She started cooking for me a lot at home because we couldn't find any Taiwanese food around that actually tasted like home. We tried to recreate that. And then we thought, it's really a good idea to have a business, since there's not much Taiwanese food here. That's how we started this business. "Gua Bao" is the most traditional food in Taiwan, like street food.
We go to Farmer's Market, buy them fresh and mostly organic.
We go to Farmer's Market a lot. We have been buying every vegetable we use from them and have a really good relationship. So anything that's in season, we'll purchase. They will tell us how they grow – every different vegetable – how it should taste, how it should be cooked, and we incorporate that into our buns.
Then we explain to our customers why it tastes the way it does, and where we get them. They will always go back to the farmers and buy from them. Fresh. Mostly organic, no pesticides – very healthy. They always harvest before the market – early in the morning – and bring to the market.
That's why our stuff tastes a lot better because the ingredients we use are higher quality.
Everything at the market, we pretty much trade.
We will introduce our customers for exchanging information. Why this tastes spicy, where we get them. And they will always go back to the farmers and buy from the farmers.
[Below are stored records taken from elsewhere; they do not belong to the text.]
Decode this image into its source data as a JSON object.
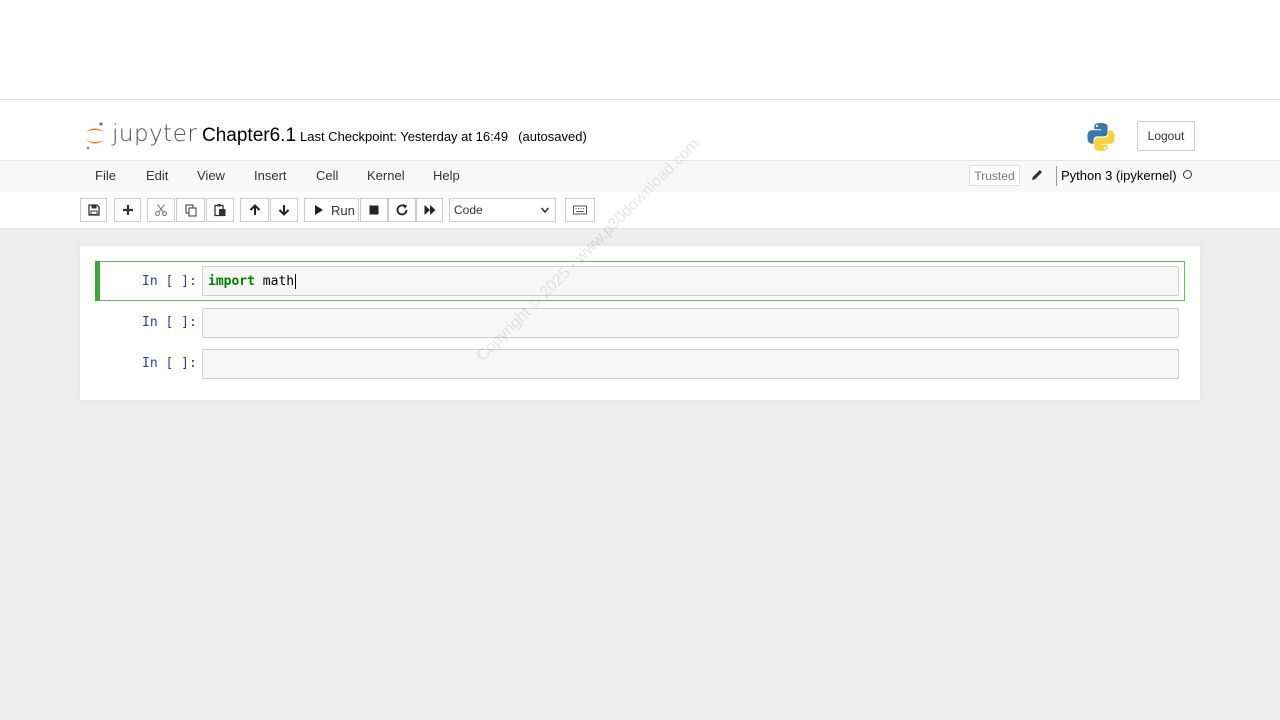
{
  "header": {
    "logo_text": "jupyter",
    "notebook_name": "Chapter6.1",
    "checkpoint_text": "Last Checkpoint: Yesterday at 16:49",
    "autosave_status": "(autosaved)",
    "logout_label": "Logout"
  },
  "menu": {
    "items": [
      "File",
      "Edit",
      "View",
      "Insert",
      "Cell",
      "Kernel",
      "Help"
    ],
    "trusted_label": "Trusted",
    "kernel_name": "Python 3 (ipykernel)"
  },
  "toolbar": {
    "run_label": "Run",
    "cell_type": "Code"
  },
  "cells": [
    {
      "prompt": "In [ ]:",
      "keyword": "import",
      "code_rest": " math",
      "selected": true
    },
    {
      "prompt": "In [ ]:",
      "keyword": "",
      "code_rest": "",
      "selected": false
    },
    {
      "prompt": "In [ ]:",
      "keyword": "",
      "code_rest": "",
      "selected": false
    }
  ],
  "watermark": "Copyright © 2025 - www.p30download.com",
  "branding": "ûdemy",
  "colors": {
    "jupyter_orange": "#f37726",
    "selected_cell_green": "#42a545",
    "prompt_blue": "#303f9f",
    "keyword_green": "#008000"
  }
}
A lot of way the Farmer's Market works is trading. We'll trade our buns for ingredients or for flowers or Honey. That is how the economy works at the Farmer's Market between vendors. Many of us like to just share it with each other what we have.
The secret of our recipes is the sauce…
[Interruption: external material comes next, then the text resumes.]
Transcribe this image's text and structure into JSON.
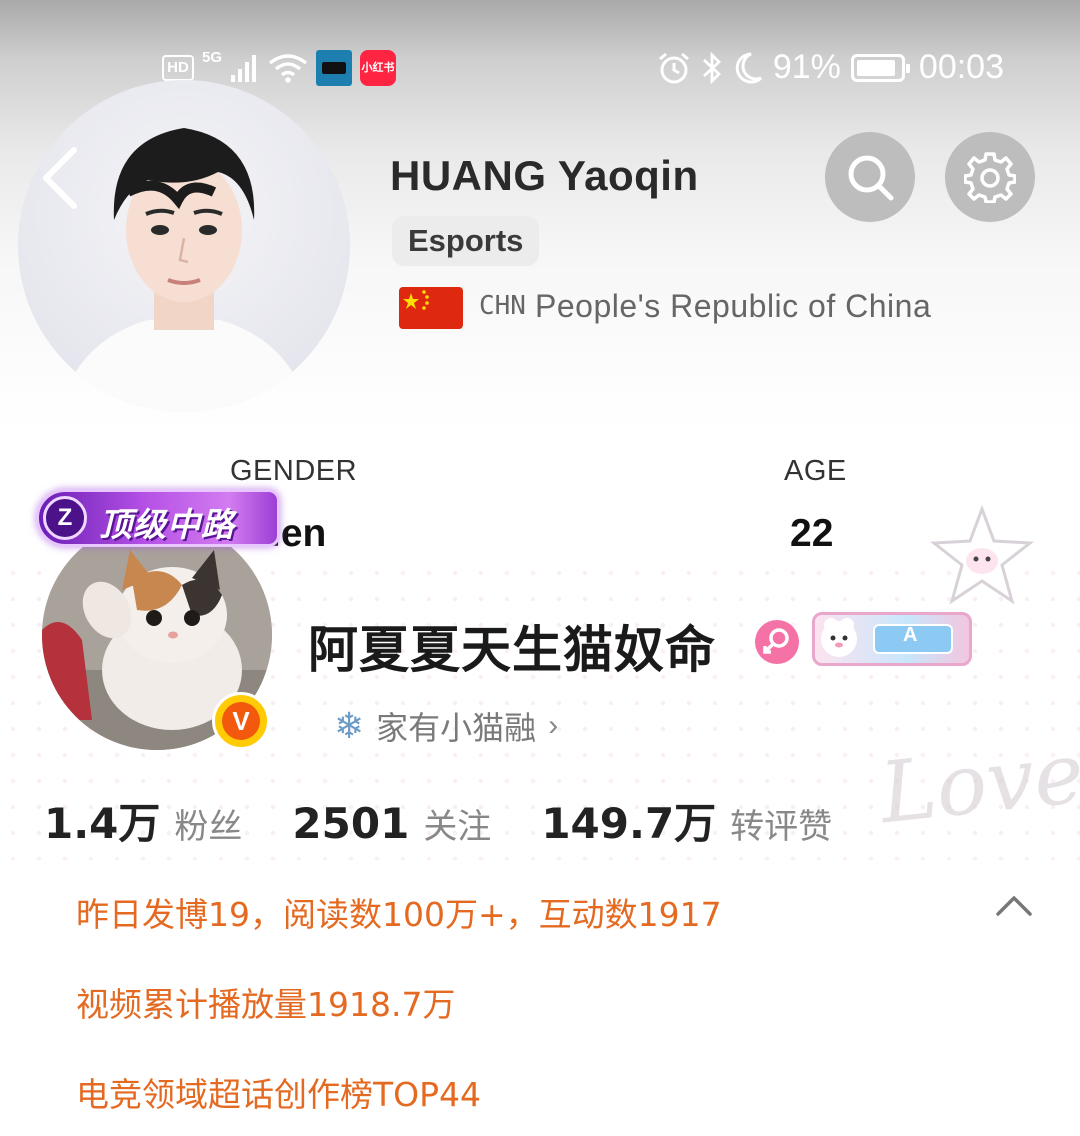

It's the spice that we always get from Asia and the technique was more Taiwanese – the memories of what we had when we were young. We still go back to Taiwan every year just to remember how everything should be.
We travel to seek the best of our taste.
We get a good idea on what others think Gua-Bao should taste like. We went to famous restaurants and ate something that's kind of similar, that maybe can inspire us. His Gua-Bao has a seared pork belly whereas ours is braised, and that can change the flavor of something – the way you cook it.
My wife searches everyone who sells Gua-Bao in the world, looks at their website, follows them on SNS to see people's reactions to certain flavours they created. She also went to culinary school before we started this business, to learn American and French techniques, and the flavour to consider when trying to make Asian, yet connected to our customers.